• Work task:
The full text of the records below, minus any pictures, should be given back word for word.

• Data records:
____

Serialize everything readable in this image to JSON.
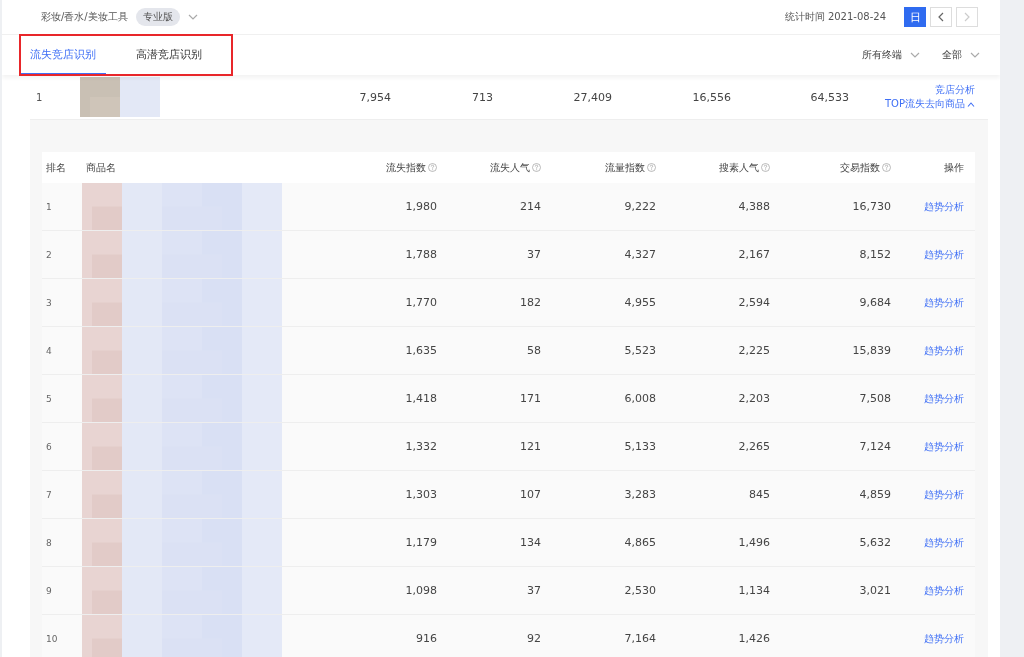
{
  "header": {
    "category": "彩妆/香水/美妆工具",
    "edition_badge": "专业版",
    "stat_time": "统计时间 2021-08-24",
    "period_buttons": [
      {
        "label": "日",
        "selected": true
      }
    ],
    "nav": [
      {
        "kind": "prev",
        "disabled": false
      },
      {
        "kind": "next",
        "disabled": true
      }
    ]
  },
  "tabs_highlighted": true,
  "tabs": [
    {
      "label": "流失竞店识别",
      "selected": true
    },
    {
      "label": "高潜竞店识别",
      "selected": false
    }
  ],
  "filters": [
    {
      "label": "所有终端"
    },
    {
      "label": "全部"
    }
  ],
  "summary_row": {
    "rank": "1",
    "values": [
      "7,954",
      "713",
      "27,409",
      "16,556",
      "64,533"
    ],
    "links": [
      "竞店分析",
      "TOP流失去向商品"
    ],
    "expanded": true
  },
  "table": {
    "columns": [
      {
        "label": "排名",
        "help": false
      },
      {
        "label": "商品名",
        "help": false
      },
      {
        "label": "流失指数",
        "help": true
      },
      {
        "label": "流失人气",
        "help": true
      },
      {
        "label": "流量指数",
        "help": true
      },
      {
        "label": "搜素人气",
        "help": true
      },
      {
        "label": "交易指数",
        "help": true
      },
      {
        "label": "操作",
        "help": false
      }
    ],
    "rows": [
      {
        "rank": "1",
        "values": [
          "1,980",
          "214",
          "9,222",
          "4,388",
          "16,730"
        ],
        "action": "趋势分析"
      },
      {
        "rank": "2",
        "values": [
          "1,788",
          "37",
          "4,327",
          "2,167",
          "8,152"
        ],
        "action": "趋势分析"
      },
      {
        "rank": "3",
        "values": [
          "1,770",
          "182",
          "4,955",
          "2,594",
          "9,684"
        ],
        "action": "趋势分析"
      },
      {
        "rank": "4",
        "values": [
          "1,635",
          "58",
          "5,523",
          "2,225",
          "15,839"
        ],
        "action": "趋势分析"
      },
      {
        "rank": "5",
        "values": [
          "1,418",
          "171",
          "6,008",
          "2,203",
          "7,508"
        ],
        "action": "趋势分析"
      },
      {
        "rank": "6",
        "values": [
          "1,332",
          "121",
          "5,133",
          "2,265",
          "7,124"
        ],
        "action": "趋势分析"
      },
      {
        "rank": "7",
        "values": [
          "1,303",
          "107",
          "3,283",
          "845",
          "4,859"
        ],
        "action": "趋势分析"
      },
      {
        "rank": "8",
        "values": [
          "1,179",
          "134",
          "4,865",
          "1,496",
          "5,632"
        ],
        "action": "趋势分析"
      },
      {
        "rank": "9",
        "values": [
          "1,098",
          "37",
          "2,530",
          "1,134",
          "3,021"
        ],
        "action": "趋势分析"
      },
      {
        "rank": "10",
        "values": [
          "916",
          "92",
          "7,164",
          "1,426"
        ],
        "action": "趋势分析"
      }
    ]
  }
}
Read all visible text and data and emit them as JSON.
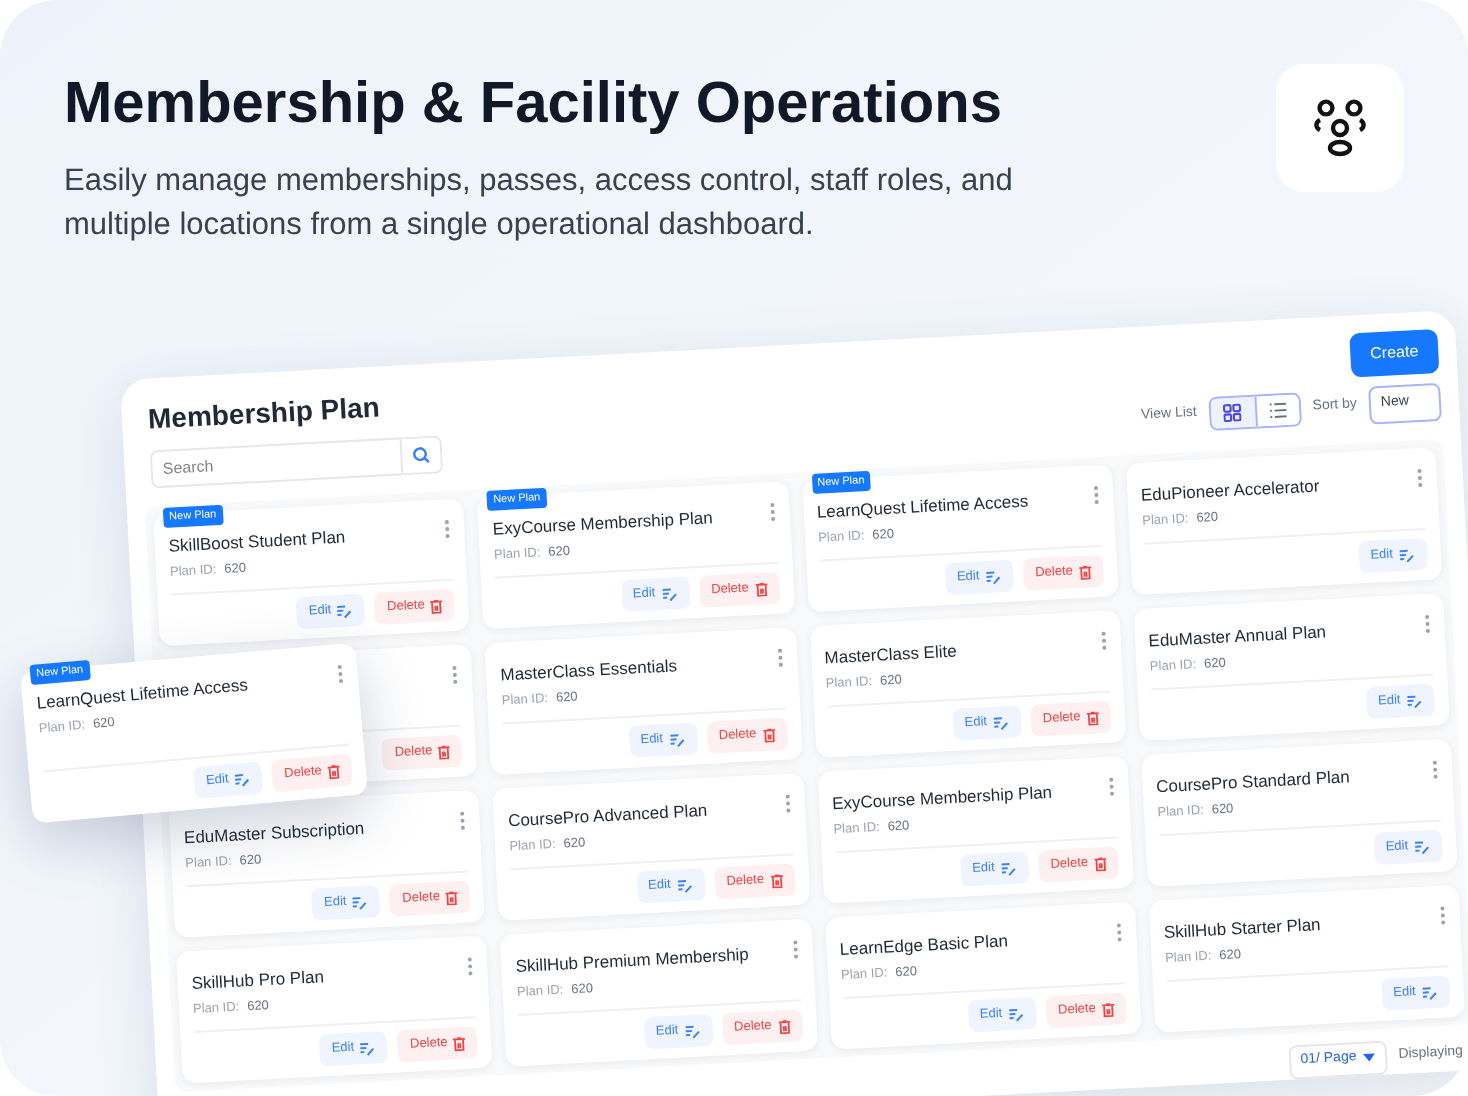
{
  "header": {
    "title": "Membership & Facility Operations",
    "subtitle": "Easily manage memberships, passes, access control, staff roles, and multiple locations from a single operational dashboard."
  },
  "dashboard": {
    "title": "Membership Plan",
    "search": {
      "placeholder": "Search"
    },
    "create_button": "Create",
    "view_label": "View List",
    "view_options": [
      {
        "kind": "grid",
        "selected": true
      },
      {
        "kind": "list",
        "selected": false
      }
    ],
    "sort_label": "Sort by",
    "sort_value": "New",
    "plans": [
      {
        "title": "SkillBoost Student Plan",
        "new_badge": "New Plan",
        "plan_id_label": "Plan ID:",
        "plan_id": "620",
        "edit": "Edit",
        "delete": "Delete"
      },
      {
        "title": "ExyCourse Membership Plan",
        "new_badge": "New Plan",
        "plan_id_label": "Plan ID:",
        "plan_id": "620",
        "edit": "Edit",
        "delete": "Delete"
      },
      {
        "title": "LearnQuest Lifetime Access",
        "new_badge": "New Plan",
        "plan_id_label": "Plan ID:",
        "plan_id": "620",
        "edit": "Edit",
        "delete": "Delete"
      },
      {
        "title": "EduPioneer Accelerator",
        "plan_id_label": "Plan ID:",
        "plan_id": "620",
        "edit": "Edit"
      },
      {
        "delete": "Delete"
      },
      {
        "title": "MasterClass Essentials",
        "plan_id_label": "Plan ID:",
        "plan_id": "620",
        "edit": "Edit",
        "delete": "Delete"
      },
      {
        "title": "MasterClass Elite",
        "plan_id_label": "Plan ID:",
        "plan_id": "620",
        "edit": "Edit",
        "delete": "Delete"
      },
      {
        "title": "EduMaster Annual Plan",
        "plan_id_label": "Plan ID:",
        "plan_id": "620",
        "edit": "Edit"
      },
      {
        "title": "EduMaster Subscription",
        "plan_id_label": "Plan ID:",
        "plan_id": "620",
        "edit": "Edit",
        "delete": "Delete"
      },
      {
        "title": "CoursePro Advanced Plan",
        "plan_id_label": "Plan ID:",
        "plan_id": "620",
        "edit": "Edit",
        "delete": "Delete"
      },
      {
        "title": "ExyCourse Membership Plan",
        "plan_id_label": "Plan ID:",
        "plan_id": "620",
        "edit": "Edit",
        "delete": "Delete"
      },
      {
        "title": "CoursePro Standard Plan",
        "plan_id_label": "Plan ID:",
        "plan_id": "620",
        "edit": "Edit"
      },
      {
        "title": "SkillHub Pro Plan",
        "plan_id_label": "Plan ID:",
        "plan_id": "620",
        "edit": "Edit",
        "delete": "Delete"
      },
      {
        "title": "SkillHub Premium Membership",
        "plan_id_label": "Plan ID:",
        "plan_id": "620",
        "edit": "Edit",
        "delete": "Delete"
      },
      {
        "title": "LearnEdge Basic Plan",
        "plan_id_label": "Plan ID:",
        "plan_id": "620",
        "edit": "Edit",
        "delete": "Delete"
      },
      {
        "title": "SkillHub Starter Plan",
        "plan_id_label": "Plan ID:",
        "plan_id": "620",
        "edit": "Edit"
      }
    ],
    "page_size": "01/ Page",
    "display_text": "Displaying"
  },
  "floating_card": {
    "title": "LearnQuest Lifetime Access",
    "new_badge": "New Plan",
    "plan_id_label": "Plan ID:",
    "plan_id": "620",
    "edit": "Edit",
    "delete": "Delete"
  }
}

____

• Finished exercise:
Serialize everything readable in this image to JSON.
{
  "header": {
    "category": "彩妆/香水/美妆工具",
    "edition_badge": "专业版",
    "stat_time": "统计时间 2021-08-24",
    "period_buttons": [
      {
        "label": "日",
        "selected": true
      }
    ],
    "nav": [
      {
        "kind": "prev",
        "disabled": false
      },
      {
        "kind": "next",
        "disabled": true
      }
    ]
  },
  "tabs_highlighted": true,
  "tabs": [
    {
      "label": "流失竞店识别",
      "selected": true
    },
    {
      "label": "高潜竞店识别",
      "selected": false
    }
  ],
  "filters": [
    {
      "label": "所有终端"
    },
    {
      "label": "全部"
    }
  ],
  "summary_row": {
    "rank": "1",
    "values": [
      "7,954",
      "713",
      "27,409",
      "16,556",
      "64,533"
    ],
    "links": [
      "竞店分析",
      "TOP流失去向商品"
    ],
    "expanded": true
  },
  "table": {
    "columns": [
      {
        "label": "排名",
        "help": false
      },
      {
        "label": "商品名",
        "help": false
      },
      {
        "label": "流失指数",
        "help": true
      },
      {
        "label": "流失人气",
        "help": true
      },
      {
        "label": "流量指数",
        "help": true
      },
      {
        "label": "搜素人气",
        "help": true
      },
      {
        "label": "交易指数",
        "help": true
      },
      {
        "label": "操作",
        "help": false
      }
    ],
    "rows": [
      {
        "rank": "1",
        "values": [
          "1,980",
          "214",
          "9,222",
          "4,388",
          "16,730"
        ],
        "action": "趋势分析"
      },
      {
        "rank": "2",
        "values": [
          "1,788",
          "37",
          "4,327",
          "2,167",
          "8,152"
        ],
        "action": "趋势分析"
      },
      {
        "rank": "3",
        "values": [
          "1,770",
          "182",
          "4,955",
          "2,594",
          "9,684"
        ],
        "action": "趋势分析"
      },
      {
        "rank": "4",
        "values": [
          "1,635",
          "58",
          "5,523",
          "2,225",
          "15,839"
        ],
        "action": "趋势分析"
      },
      {
        "rank": "5",
        "values": [
          "1,418",
          "171",
          "6,008",
          "2,203",
          "7,508"
        ],
        "action": "趋势分析"
      },
      {
        "rank": "6",
        "values": [
          "1,332",
          "121",
          "5,133",
          "2,265",
          "7,124"
        ],
        "action": "趋势分析"
      },
      {
        "rank": "7",
        "values": [
          "1,303",
          "107",
          "3,283",
          "845",
          "4,859"
        ],
        "action": "趋势分析"
      },
      {
        "rank": "8",
        "values": [
          "1,179",
          "134",
          "4,865",
          "1,496",
          "5,632"
        ],
        "action": "趋势分析"
      },
      {
        "rank": "9",
        "values": [
          "1,098",
          "37",
          "2,530",
          "1,134",
          "3,021"
        ],
        "action": "趋势分析"
      },
      {
        "rank": "10",
        "values": [
          "916",
          "92",
          "7,164",
          "1,426"
        ],
        "action": "趋势分析"
      }
    ]
  }
}
Read all visible text and data and emit them as JSON.
{
  "header": {
    "title": "Membership & Facility Operations",
    "subtitle": "Easily manage memberships, passes, access control, staff roles, and multiple locations from a single operational dashboard."
  },
  "dashboard": {
    "title": "Membership Plan",
    "search": {
      "placeholder": "Search"
    },
    "create_button": "Create",
    "view_label": "View List",
    "view_options": [
      {
        "kind": "grid",
        "selected": true
      },
      {
        "kind": "list",
        "selected": false
      }
    ],
    "sort_label": "Sort by",
    "sort_value": "New",
    "plans": [
      {
        "title": "SkillBoost Student Plan",
        "new_badge": "New Plan",
        "plan_id_label": "Plan ID:",
        "plan_id": "620",
        "edit": "Edit",
        "delete": "Delete"
      },
      {
        "title": "ExyCourse Membership Plan",
        "new_badge": "New Plan",
        "plan_id_label": "Plan ID:",
        "plan_id": "620",
        "edit": "Edit",
        "delete": "Delete"
      },
      {
        "title": "LearnQuest Lifetime Access",
        "new_badge": "New Plan",
        "plan_id_label": "Plan ID:",
        "plan_id": "620",
        "edit": "Edit",
        "delete": "Delete"
      },
      {
        "title": "EduPioneer Accelerator",
        "plan_id_label": "Plan ID:",
        "plan_id": "620",
        "edit": "Edit"
      },
      {
        "delete": "Delete"
      },
      {
        "title": "MasterClass Essentials",
        "plan_id_label": "Plan ID:",
        "plan_id": "620",
        "edit": "Edit",
        "delete": "Delete"
      },
      {
        "title": "MasterClass Elite",
        "plan_id_label": "Plan ID:",
        "plan_id": "620",
        "edit": "Edit",
        "delete": "Delete"
      },
      {
        "title": "EduMaster Annual Plan",
        "plan_id_label": "Plan ID:",
        "plan_id": "620",
        "edit": "Edit"
      },
      {
        "title": "EduMaster Subscription",
        "plan_id_label": "Plan ID:",
        "plan_id": "620",
        "edit": "Edit",
        "delete": "Delete"
      },
      {
        "title": "CoursePro Advanced Plan",
        "plan_id_label": "Plan ID:",
        "plan_id": "620",
        "edit": "Edit",
        "delete": "Delete"
      },
      {
        "title": "ExyCourse Membership Plan",
        "plan_id_label": "Plan ID:",
        "plan_id": "620",
        "edit": "Edit",
        "delete": "Delete"
      },
      {
        "title": "CoursePro Standard Plan",
        "plan_id_label": "Plan ID:",
        "plan_id": "620",
        "edit": "Edit"
      },
      {
        "title": "SkillHub Pro Plan",
        "plan_id_label": "Plan ID:",
        "plan_id": "620",
        "edit": "Edit",
        "delete": "Delete"
      },
      {
        "title": "SkillHub Premium Membership",
        "plan_id_label": "Plan ID:",
        "plan_id": "620",
        "edit": "Edit",
        "delete": "Delete"
      },
      {
        "title": "LearnEdge Basic Plan",
        "plan_id_label": "Plan ID:",
        "plan_id": "620",
        "edit": "Edit",
        "delete": "Delete"
      },
      {
        "title": "SkillHub Starter Plan",
        "plan_id_label": "Plan ID:",
        "plan_id": "620",
        "edit": "Edit"
      }
    ],
    "page_size": "01/ Page",
    "display_text": "Displaying"
  },
  "floating_card": {
    "title": "LearnQuest Lifetime Access",
    "new_badge": "New Plan",
    "plan_id_label": "Plan ID:",
    "plan_id": "620",
    "edit": "Edit",
    "delete": "Delete"
  }
}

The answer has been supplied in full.